*** Block opens ***

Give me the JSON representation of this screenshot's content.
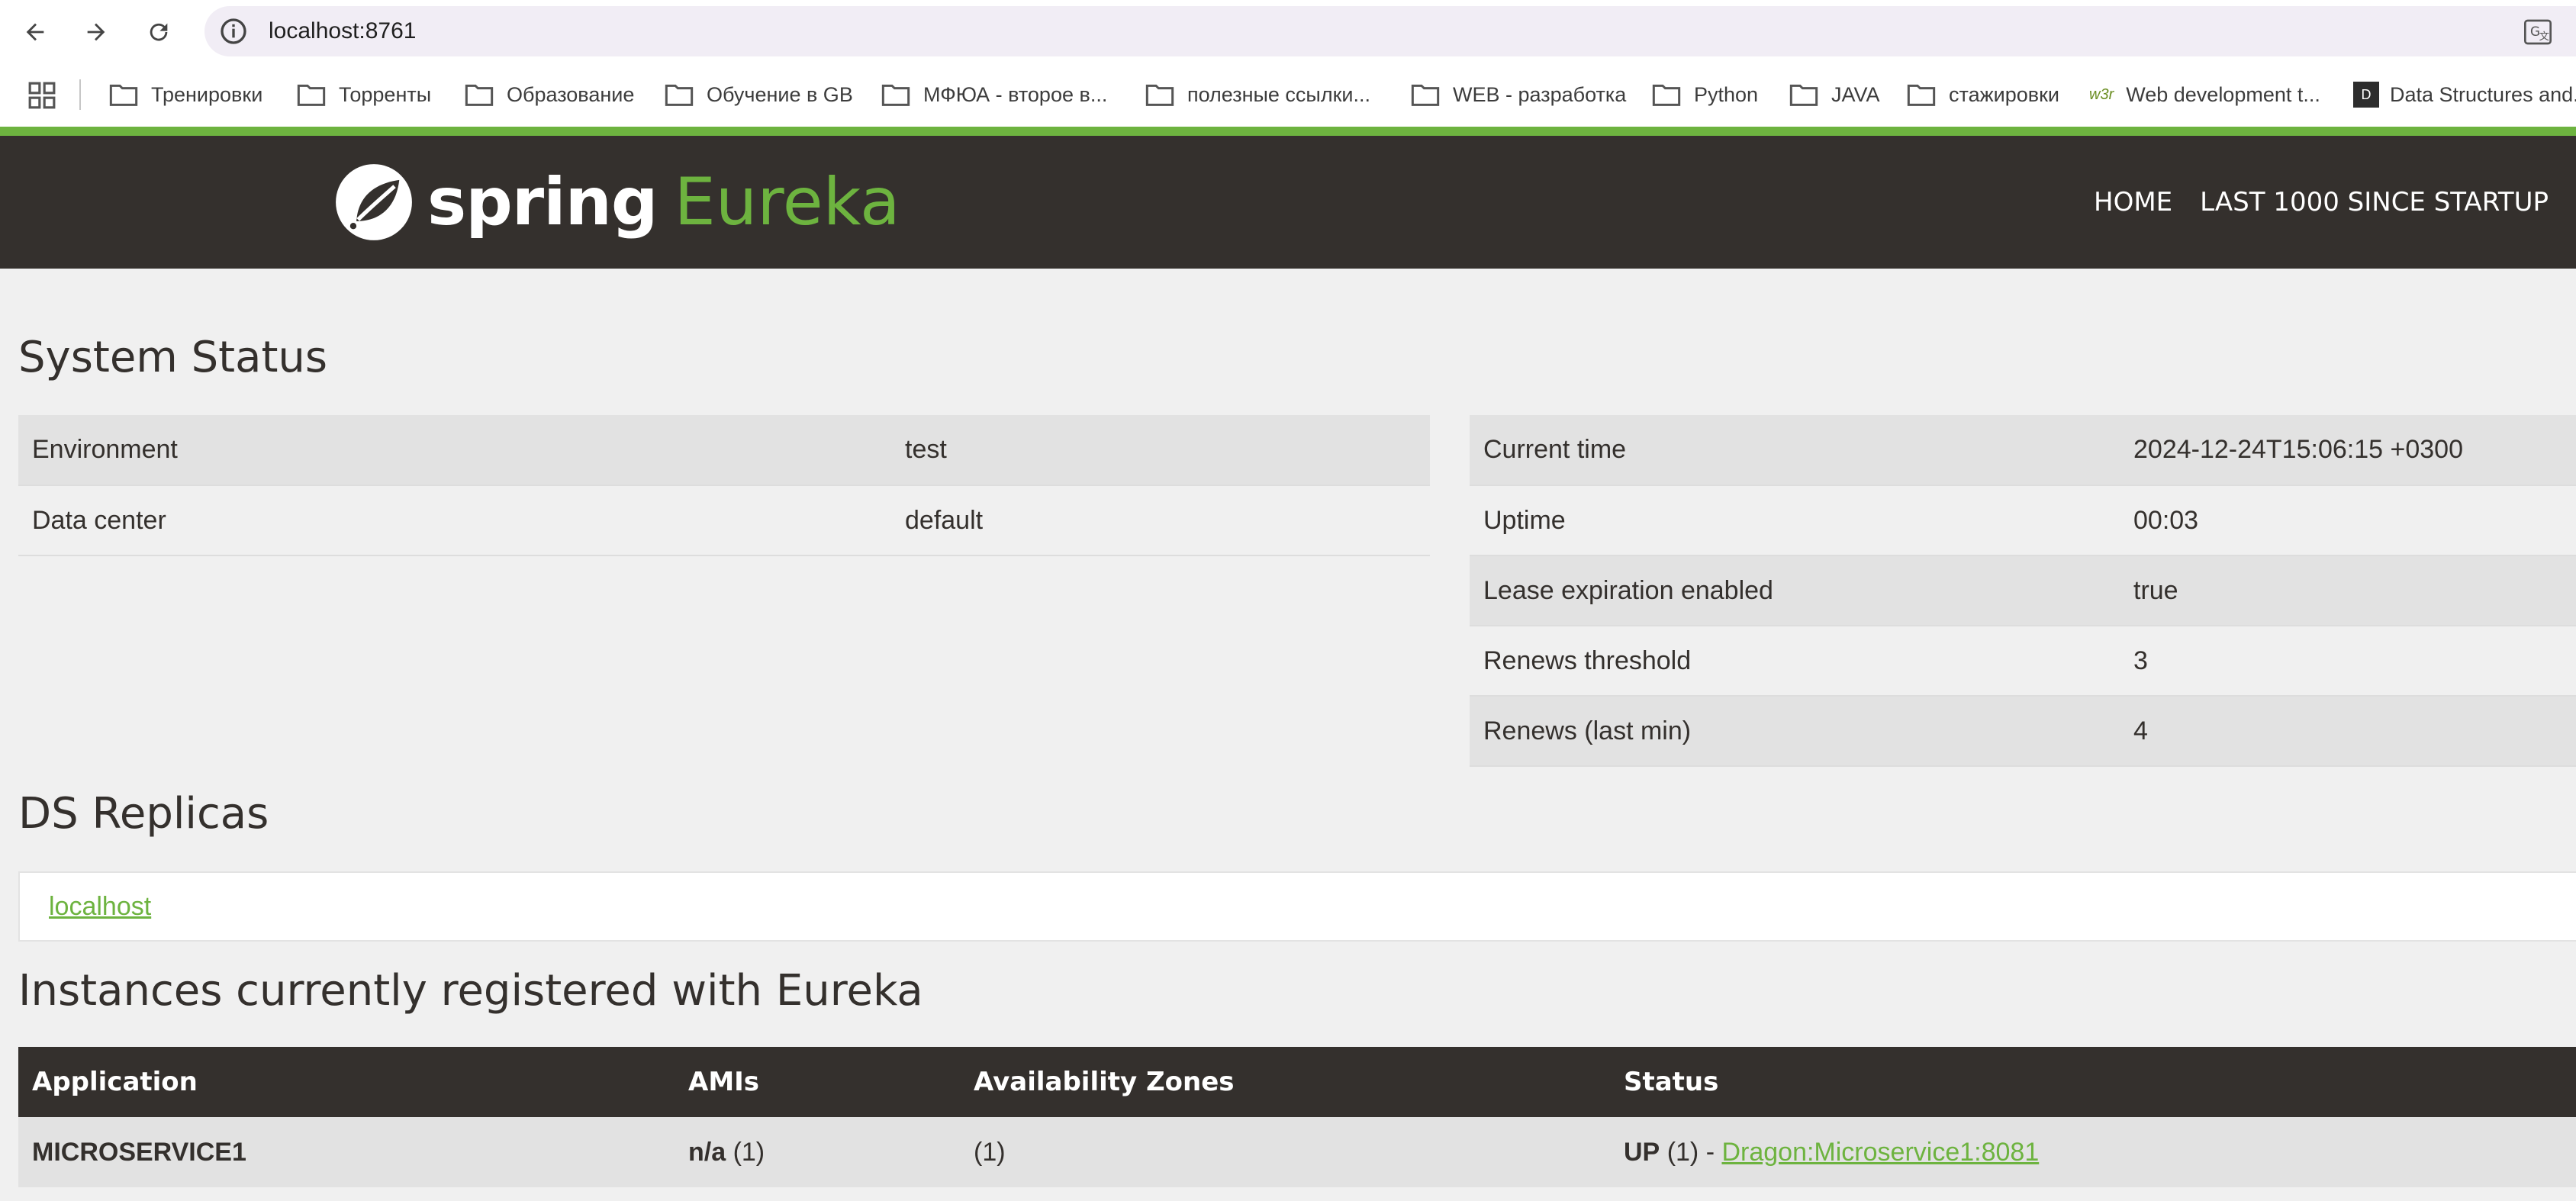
{
  "browser": {
    "url": "localhost:8761",
    "bookmarks": [
      "Тренировки",
      "Торренты",
      "Образование",
      "Обучение в GB",
      "МФЮА - второе в...",
      "полезные ссылки...",
      "WEB - разработка",
      "Python",
      "JAVA",
      "стажировки",
      "Web development t...",
      "Data Structures and..."
    ],
    "w3_badge": "w3r",
    "ds_badge": "D"
  },
  "navbar": {
    "logo_spring": "spring",
    "logo_eureka": "Eureka",
    "home": "HOME",
    "last1000": "LAST 1000 SINCE STARTUP"
  },
  "system_status": {
    "title": "System Status",
    "left": [
      {
        "label": "Environment",
        "value": "test"
      },
      {
        "label": "Data center",
        "value": "default"
      }
    ],
    "right": [
      {
        "label": "Current time",
        "value": "2024-12-24T15:06:15 +0300"
      },
      {
        "label": "Uptime",
        "value": "00:03"
      },
      {
        "label": "Lease expiration enabled",
        "value": "true"
      },
      {
        "label": "Renews threshold",
        "value": "3"
      },
      {
        "label": "Renews (last min)",
        "value": "4"
      }
    ]
  },
  "ds_replicas": {
    "title": "DS Replicas",
    "link": "localhost"
  },
  "instances": {
    "title": "Instances currently registered with Eureka",
    "headers": [
      "Application",
      "AMIs",
      "Availability Zones",
      "Status"
    ],
    "rows": [
      {
        "application": "MICROSERVICE1",
        "amis_bold": "n/a",
        "amis_count": "(1)",
        "zones": "(1)",
        "status_bold": "UP",
        "status_count": "(1) -",
        "status_link": "Dragon:Microservice1:8081"
      }
    ]
  },
  "colors": {
    "brand_green": "#6db33f",
    "navbar_dark": "#34302d"
  }
}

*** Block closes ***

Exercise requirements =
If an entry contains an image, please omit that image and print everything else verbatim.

Your response =
Give me the JSON representation of this screenshot's content.
{
  "browser": {
    "url": "localhost:8761",
    "bookmarks": [
      "Тренировки",
      "Торренты",
      "Образование",
      "Обучение в GB",
      "МФЮА - второе в...",
      "полезные ссылки...",
      "WEB - разработка",
      "Python",
      "JAVA",
      "стажировки",
      "Web development t...",
      "Data Structures and..."
    ],
    "w3_badge": "w3r",
    "ds_badge": "D"
  },
  "navbar": {
    "logo_spring": "spring",
    "logo_eureka": "Eureka",
    "home": "HOME",
    "last1000": "LAST 1000 SINCE STARTUP"
  },
  "system_status": {
    "title": "System Status",
    "left": [
      {
        "label": "Environment",
        "value": "test"
      },
      {
        "label": "Data center",
        "value": "default"
      }
    ],
    "right": [
      {
        "label": "Current time",
        "value": "2024-12-24T15:06:15 +0300"
      },
      {
        "label": "Uptime",
        "value": "00:03"
      },
      {
        "label": "Lease expiration enabled",
        "value": "true"
      },
      {
        "label": "Renews threshold",
        "value": "3"
      },
      {
        "label": "Renews (last min)",
        "value": "4"
      }
    ]
  },
  "ds_replicas": {
    "title": "DS Replicas",
    "link": "localhost"
  },
  "instances": {
    "title": "Instances currently registered with Eureka",
    "headers": [
      "Application",
      "AMIs",
      "Availability Zones",
      "Status"
    ],
    "rows": [
      {
        "application": "MICROSERVICE1",
        "amis_bold": "n/a",
        "amis_count": "(1)",
        "zones": "(1)",
        "status_bold": "UP",
        "status_count": "(1) -",
        "status_link": "Dragon:Microservice1:8081"
      }
    ]
  },
  "colors": {
    "brand_green": "#6db33f",
    "navbar_dark": "#34302d"
  }
}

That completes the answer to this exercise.